• [Task requirements]:
An exact copy of every entry is needed here; the images stay out.

[Start of Attachment]

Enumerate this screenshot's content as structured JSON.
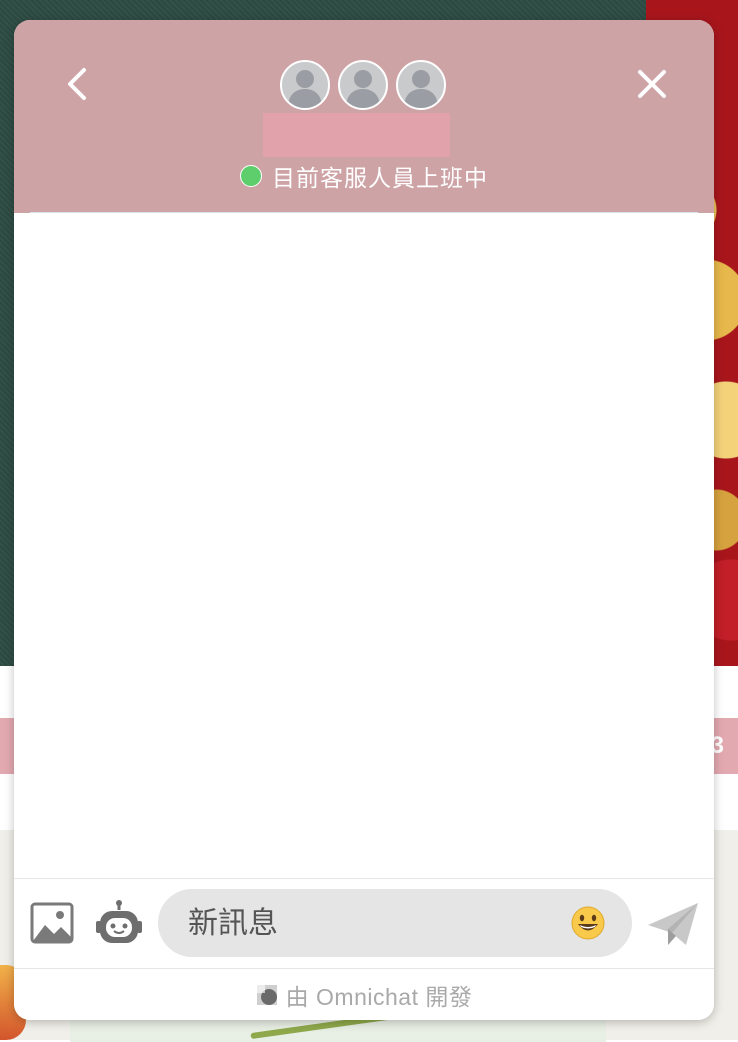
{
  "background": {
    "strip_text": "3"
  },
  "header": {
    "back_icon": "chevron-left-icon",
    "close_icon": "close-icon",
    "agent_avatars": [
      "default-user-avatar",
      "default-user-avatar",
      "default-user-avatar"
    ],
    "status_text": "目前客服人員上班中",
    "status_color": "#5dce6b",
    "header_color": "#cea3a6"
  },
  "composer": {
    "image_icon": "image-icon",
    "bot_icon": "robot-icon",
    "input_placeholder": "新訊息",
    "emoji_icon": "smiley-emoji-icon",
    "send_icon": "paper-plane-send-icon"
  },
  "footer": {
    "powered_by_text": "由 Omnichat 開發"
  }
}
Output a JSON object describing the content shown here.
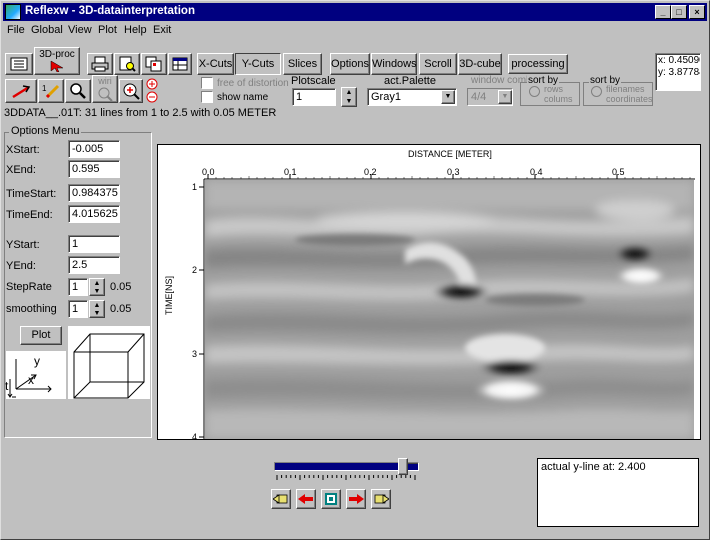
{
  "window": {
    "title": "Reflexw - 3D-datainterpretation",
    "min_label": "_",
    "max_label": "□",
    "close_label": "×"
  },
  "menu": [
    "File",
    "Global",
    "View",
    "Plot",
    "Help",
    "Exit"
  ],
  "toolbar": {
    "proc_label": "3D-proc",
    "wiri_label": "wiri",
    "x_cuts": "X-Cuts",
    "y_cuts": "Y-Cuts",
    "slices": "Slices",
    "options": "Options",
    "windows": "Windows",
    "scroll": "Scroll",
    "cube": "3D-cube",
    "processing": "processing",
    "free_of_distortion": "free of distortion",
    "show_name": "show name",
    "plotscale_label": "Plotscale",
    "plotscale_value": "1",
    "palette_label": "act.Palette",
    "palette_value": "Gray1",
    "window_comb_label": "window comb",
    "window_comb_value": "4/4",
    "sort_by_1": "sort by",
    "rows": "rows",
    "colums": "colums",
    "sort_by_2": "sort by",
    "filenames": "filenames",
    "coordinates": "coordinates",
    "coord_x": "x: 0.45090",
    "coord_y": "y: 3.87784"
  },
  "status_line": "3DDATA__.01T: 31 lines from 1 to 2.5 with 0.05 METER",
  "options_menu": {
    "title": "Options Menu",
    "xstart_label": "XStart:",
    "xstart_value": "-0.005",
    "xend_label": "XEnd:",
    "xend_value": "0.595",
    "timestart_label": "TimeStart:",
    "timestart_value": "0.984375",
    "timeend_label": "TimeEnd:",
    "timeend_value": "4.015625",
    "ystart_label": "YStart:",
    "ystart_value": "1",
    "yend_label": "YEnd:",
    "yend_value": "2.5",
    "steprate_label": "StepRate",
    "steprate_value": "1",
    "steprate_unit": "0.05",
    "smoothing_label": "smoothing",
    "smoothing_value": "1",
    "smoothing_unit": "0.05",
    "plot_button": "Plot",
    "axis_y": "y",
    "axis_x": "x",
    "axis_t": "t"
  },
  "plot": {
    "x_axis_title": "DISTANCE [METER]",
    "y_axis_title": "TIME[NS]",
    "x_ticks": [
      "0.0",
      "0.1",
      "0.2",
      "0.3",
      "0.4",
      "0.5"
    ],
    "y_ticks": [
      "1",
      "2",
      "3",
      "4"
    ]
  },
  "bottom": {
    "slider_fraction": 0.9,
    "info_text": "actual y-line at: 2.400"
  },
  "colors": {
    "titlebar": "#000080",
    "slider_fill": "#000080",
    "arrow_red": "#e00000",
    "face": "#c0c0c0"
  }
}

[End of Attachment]

• [Answer space]:
Enumerate this screenshot's content as structured JSON.
{
  "background": {
    "strip_text": "3"
  },
  "header": {
    "back_icon": "chevron-left-icon",
    "close_icon": "close-icon",
    "agent_avatars": [
      "default-user-avatar",
      "default-user-avatar",
      "default-user-avatar"
    ],
    "status_text": "目前客服人員上班中",
    "status_color": "#5dce6b",
    "header_color": "#cea3a6"
  },
  "composer": {
    "image_icon": "image-icon",
    "bot_icon": "robot-icon",
    "input_placeholder": "新訊息",
    "emoji_icon": "smiley-emoji-icon",
    "send_icon": "paper-plane-send-icon"
  },
  "footer": {
    "powered_by_text": "由 Omnichat 開發"
  }
}
Output a JSON object describing the content shown here.
{
  "window": {
    "title": "Reflexw - 3D-datainterpretation",
    "min_label": "_",
    "max_label": "□",
    "close_label": "×"
  },
  "menu": [
    "File",
    "Global",
    "View",
    "Plot",
    "Help",
    "Exit"
  ],
  "toolbar": {
    "proc_label": "3D-proc",
    "wiri_label": "wiri",
    "x_cuts": "X-Cuts",
    "y_cuts": "Y-Cuts",
    "slices": "Slices",
    "options": "Options",
    "windows": "Windows",
    "scroll": "Scroll",
    "cube": "3D-cube",
    "processing": "processing",
    "free_of_distortion": "free of distortion",
    "show_name": "show name",
    "plotscale_label": "Plotscale",
    "plotscale_value": "1",
    "palette_label": "act.Palette",
    "palette_value": "Gray1",
    "window_comb_label": "window comb",
    "window_comb_value": "4/4",
    "sort_by_1": "sort by",
    "rows": "rows",
    "colums": "colums",
    "sort_by_2": "sort by",
    "filenames": "filenames",
    "coordinates": "coordinates",
    "coord_x": "x: 0.45090",
    "coord_y": "y: 3.87784"
  },
  "status_line": "3DDATA__.01T: 31 lines from 1 to 2.5 with 0.05 METER",
  "options_menu": {
    "title": "Options Menu",
    "xstart_label": "XStart:",
    "xstart_value": "-0.005",
    "xend_label": "XEnd:",
    "xend_value": "0.595",
    "timestart_label": "TimeStart:",
    "timestart_value": "0.984375",
    "timeend_label": "TimeEnd:",
    "timeend_value": "4.015625",
    "ystart_label": "YStart:",
    "ystart_value": "1",
    "yend_label": "YEnd:",
    "yend_value": "2.5",
    "steprate_label": "StepRate",
    "steprate_value": "1",
    "steprate_unit": "0.05",
    "smoothing_label": "smoothing",
    "smoothing_value": "1",
    "smoothing_unit": "0.05",
    "plot_button": "Plot",
    "axis_y": "y",
    "axis_x": "x",
    "axis_t": "t"
  },
  "plot": {
    "x_axis_title": "DISTANCE [METER]",
    "y_axis_title": "TIME[NS]",
    "x_ticks": [
      "0.0",
      "0.1",
      "0.2",
      "0.3",
      "0.4",
      "0.5"
    ],
    "y_ticks": [
      "1",
      "2",
      "3",
      "4"
    ]
  },
  "bottom": {
    "slider_fraction": 0.9,
    "info_text": "actual y-line at: 2.400"
  },
  "colors": {
    "titlebar": "#000080",
    "slider_fill": "#000080",
    "arrow_red": "#e00000",
    "face": "#c0c0c0"
  }
}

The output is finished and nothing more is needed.